▶ _Data_:
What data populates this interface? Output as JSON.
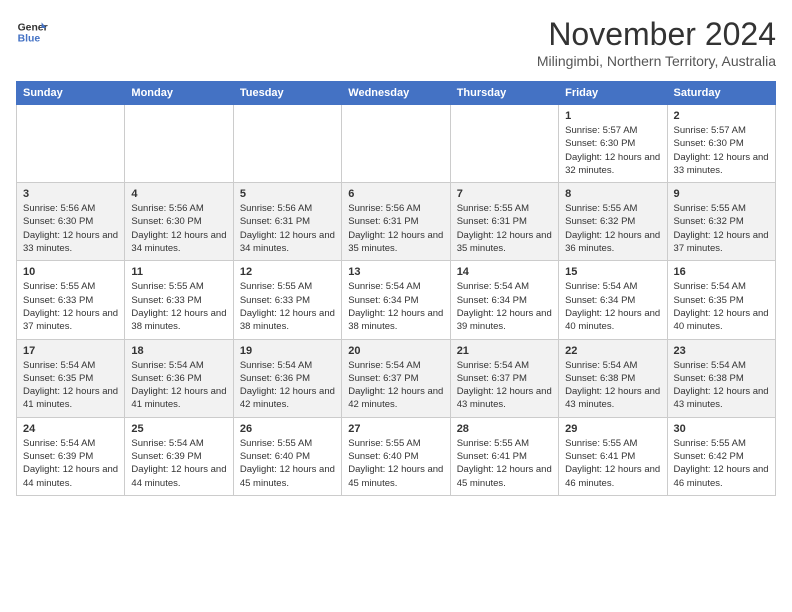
{
  "header": {
    "logo_line1": "General",
    "logo_line2": "Blue",
    "title": "November 2024",
    "subtitle": "Milingimbi, Northern Territory, Australia"
  },
  "calendar": {
    "days_of_week": [
      "Sunday",
      "Monday",
      "Tuesday",
      "Wednesday",
      "Thursday",
      "Friday",
      "Saturday"
    ],
    "weeks": [
      {
        "days": [
          {
            "date": "",
            "info": ""
          },
          {
            "date": "",
            "info": ""
          },
          {
            "date": "",
            "info": ""
          },
          {
            "date": "",
            "info": ""
          },
          {
            "date": "",
            "info": ""
          },
          {
            "date": "1",
            "info": "Sunrise: 5:57 AM\nSunset: 6:30 PM\nDaylight: 12 hours and 32 minutes."
          },
          {
            "date": "2",
            "info": "Sunrise: 5:57 AM\nSunset: 6:30 PM\nDaylight: 12 hours and 33 minutes."
          }
        ]
      },
      {
        "days": [
          {
            "date": "3",
            "info": "Sunrise: 5:56 AM\nSunset: 6:30 PM\nDaylight: 12 hours and 33 minutes."
          },
          {
            "date": "4",
            "info": "Sunrise: 5:56 AM\nSunset: 6:30 PM\nDaylight: 12 hours and 34 minutes."
          },
          {
            "date": "5",
            "info": "Sunrise: 5:56 AM\nSunset: 6:31 PM\nDaylight: 12 hours and 34 minutes."
          },
          {
            "date": "6",
            "info": "Sunrise: 5:56 AM\nSunset: 6:31 PM\nDaylight: 12 hours and 35 minutes."
          },
          {
            "date": "7",
            "info": "Sunrise: 5:55 AM\nSunset: 6:31 PM\nDaylight: 12 hours and 35 minutes."
          },
          {
            "date": "8",
            "info": "Sunrise: 5:55 AM\nSunset: 6:32 PM\nDaylight: 12 hours and 36 minutes."
          },
          {
            "date": "9",
            "info": "Sunrise: 5:55 AM\nSunset: 6:32 PM\nDaylight: 12 hours and 37 minutes."
          }
        ]
      },
      {
        "days": [
          {
            "date": "10",
            "info": "Sunrise: 5:55 AM\nSunset: 6:33 PM\nDaylight: 12 hours and 37 minutes."
          },
          {
            "date": "11",
            "info": "Sunrise: 5:55 AM\nSunset: 6:33 PM\nDaylight: 12 hours and 38 minutes."
          },
          {
            "date": "12",
            "info": "Sunrise: 5:55 AM\nSunset: 6:33 PM\nDaylight: 12 hours and 38 minutes."
          },
          {
            "date": "13",
            "info": "Sunrise: 5:54 AM\nSunset: 6:34 PM\nDaylight: 12 hours and 38 minutes."
          },
          {
            "date": "14",
            "info": "Sunrise: 5:54 AM\nSunset: 6:34 PM\nDaylight: 12 hours and 39 minutes."
          },
          {
            "date": "15",
            "info": "Sunrise: 5:54 AM\nSunset: 6:34 PM\nDaylight: 12 hours and 40 minutes."
          },
          {
            "date": "16",
            "info": "Sunrise: 5:54 AM\nSunset: 6:35 PM\nDaylight: 12 hours and 40 minutes."
          }
        ]
      },
      {
        "days": [
          {
            "date": "17",
            "info": "Sunrise: 5:54 AM\nSunset: 6:35 PM\nDaylight: 12 hours and 41 minutes."
          },
          {
            "date": "18",
            "info": "Sunrise: 5:54 AM\nSunset: 6:36 PM\nDaylight: 12 hours and 41 minutes."
          },
          {
            "date": "19",
            "info": "Sunrise: 5:54 AM\nSunset: 6:36 PM\nDaylight: 12 hours and 42 minutes."
          },
          {
            "date": "20",
            "info": "Sunrise: 5:54 AM\nSunset: 6:37 PM\nDaylight: 12 hours and 42 minutes."
          },
          {
            "date": "21",
            "info": "Sunrise: 5:54 AM\nSunset: 6:37 PM\nDaylight: 12 hours and 43 minutes."
          },
          {
            "date": "22",
            "info": "Sunrise: 5:54 AM\nSunset: 6:38 PM\nDaylight: 12 hours and 43 minutes."
          },
          {
            "date": "23",
            "info": "Sunrise: 5:54 AM\nSunset: 6:38 PM\nDaylight: 12 hours and 43 minutes."
          }
        ]
      },
      {
        "days": [
          {
            "date": "24",
            "info": "Sunrise: 5:54 AM\nSunset: 6:39 PM\nDaylight: 12 hours and 44 minutes."
          },
          {
            "date": "25",
            "info": "Sunrise: 5:54 AM\nSunset: 6:39 PM\nDaylight: 12 hours and 44 minutes."
          },
          {
            "date": "26",
            "info": "Sunrise: 5:55 AM\nSunset: 6:40 PM\nDaylight: 12 hours and 45 minutes."
          },
          {
            "date": "27",
            "info": "Sunrise: 5:55 AM\nSunset: 6:40 PM\nDaylight: 12 hours and 45 minutes."
          },
          {
            "date": "28",
            "info": "Sunrise: 5:55 AM\nSunset: 6:41 PM\nDaylight: 12 hours and 45 minutes."
          },
          {
            "date": "29",
            "info": "Sunrise: 5:55 AM\nSunset: 6:41 PM\nDaylight: 12 hours and 46 minutes."
          },
          {
            "date": "30",
            "info": "Sunrise: 5:55 AM\nSunset: 6:42 PM\nDaylight: 12 hours and 46 minutes."
          }
        ]
      }
    ]
  }
}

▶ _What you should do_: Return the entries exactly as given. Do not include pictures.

▶ _Output of the task_:
What data populates this interface? Output as JSON.
{
  "header": {
    "logo_line1": "General",
    "logo_line2": "Blue",
    "title": "November 2024",
    "subtitle": "Milingimbi, Northern Territory, Australia"
  },
  "calendar": {
    "days_of_week": [
      "Sunday",
      "Monday",
      "Tuesday",
      "Wednesday",
      "Thursday",
      "Friday",
      "Saturday"
    ],
    "weeks": [
      {
        "days": [
          {
            "date": "",
            "info": ""
          },
          {
            "date": "",
            "info": ""
          },
          {
            "date": "",
            "info": ""
          },
          {
            "date": "",
            "info": ""
          },
          {
            "date": "",
            "info": ""
          },
          {
            "date": "1",
            "info": "Sunrise: 5:57 AM\nSunset: 6:30 PM\nDaylight: 12 hours and 32 minutes."
          },
          {
            "date": "2",
            "info": "Sunrise: 5:57 AM\nSunset: 6:30 PM\nDaylight: 12 hours and 33 minutes."
          }
        ]
      },
      {
        "days": [
          {
            "date": "3",
            "info": "Sunrise: 5:56 AM\nSunset: 6:30 PM\nDaylight: 12 hours and 33 minutes."
          },
          {
            "date": "4",
            "info": "Sunrise: 5:56 AM\nSunset: 6:30 PM\nDaylight: 12 hours and 34 minutes."
          },
          {
            "date": "5",
            "info": "Sunrise: 5:56 AM\nSunset: 6:31 PM\nDaylight: 12 hours and 34 minutes."
          },
          {
            "date": "6",
            "info": "Sunrise: 5:56 AM\nSunset: 6:31 PM\nDaylight: 12 hours and 35 minutes."
          },
          {
            "date": "7",
            "info": "Sunrise: 5:55 AM\nSunset: 6:31 PM\nDaylight: 12 hours and 35 minutes."
          },
          {
            "date": "8",
            "info": "Sunrise: 5:55 AM\nSunset: 6:32 PM\nDaylight: 12 hours and 36 minutes."
          },
          {
            "date": "9",
            "info": "Sunrise: 5:55 AM\nSunset: 6:32 PM\nDaylight: 12 hours and 37 minutes."
          }
        ]
      },
      {
        "days": [
          {
            "date": "10",
            "info": "Sunrise: 5:55 AM\nSunset: 6:33 PM\nDaylight: 12 hours and 37 minutes."
          },
          {
            "date": "11",
            "info": "Sunrise: 5:55 AM\nSunset: 6:33 PM\nDaylight: 12 hours and 38 minutes."
          },
          {
            "date": "12",
            "info": "Sunrise: 5:55 AM\nSunset: 6:33 PM\nDaylight: 12 hours and 38 minutes."
          },
          {
            "date": "13",
            "info": "Sunrise: 5:54 AM\nSunset: 6:34 PM\nDaylight: 12 hours and 38 minutes."
          },
          {
            "date": "14",
            "info": "Sunrise: 5:54 AM\nSunset: 6:34 PM\nDaylight: 12 hours and 39 minutes."
          },
          {
            "date": "15",
            "info": "Sunrise: 5:54 AM\nSunset: 6:34 PM\nDaylight: 12 hours and 40 minutes."
          },
          {
            "date": "16",
            "info": "Sunrise: 5:54 AM\nSunset: 6:35 PM\nDaylight: 12 hours and 40 minutes."
          }
        ]
      },
      {
        "days": [
          {
            "date": "17",
            "info": "Sunrise: 5:54 AM\nSunset: 6:35 PM\nDaylight: 12 hours and 41 minutes."
          },
          {
            "date": "18",
            "info": "Sunrise: 5:54 AM\nSunset: 6:36 PM\nDaylight: 12 hours and 41 minutes."
          },
          {
            "date": "19",
            "info": "Sunrise: 5:54 AM\nSunset: 6:36 PM\nDaylight: 12 hours and 42 minutes."
          },
          {
            "date": "20",
            "info": "Sunrise: 5:54 AM\nSunset: 6:37 PM\nDaylight: 12 hours and 42 minutes."
          },
          {
            "date": "21",
            "info": "Sunrise: 5:54 AM\nSunset: 6:37 PM\nDaylight: 12 hours and 43 minutes."
          },
          {
            "date": "22",
            "info": "Sunrise: 5:54 AM\nSunset: 6:38 PM\nDaylight: 12 hours and 43 minutes."
          },
          {
            "date": "23",
            "info": "Sunrise: 5:54 AM\nSunset: 6:38 PM\nDaylight: 12 hours and 43 minutes."
          }
        ]
      },
      {
        "days": [
          {
            "date": "24",
            "info": "Sunrise: 5:54 AM\nSunset: 6:39 PM\nDaylight: 12 hours and 44 minutes."
          },
          {
            "date": "25",
            "info": "Sunrise: 5:54 AM\nSunset: 6:39 PM\nDaylight: 12 hours and 44 minutes."
          },
          {
            "date": "26",
            "info": "Sunrise: 5:55 AM\nSunset: 6:40 PM\nDaylight: 12 hours and 45 minutes."
          },
          {
            "date": "27",
            "info": "Sunrise: 5:55 AM\nSunset: 6:40 PM\nDaylight: 12 hours and 45 minutes."
          },
          {
            "date": "28",
            "info": "Sunrise: 5:55 AM\nSunset: 6:41 PM\nDaylight: 12 hours and 45 minutes."
          },
          {
            "date": "29",
            "info": "Sunrise: 5:55 AM\nSunset: 6:41 PM\nDaylight: 12 hours and 46 minutes."
          },
          {
            "date": "30",
            "info": "Sunrise: 5:55 AM\nSunset: 6:42 PM\nDaylight: 12 hours and 46 minutes."
          }
        ]
      }
    ]
  }
}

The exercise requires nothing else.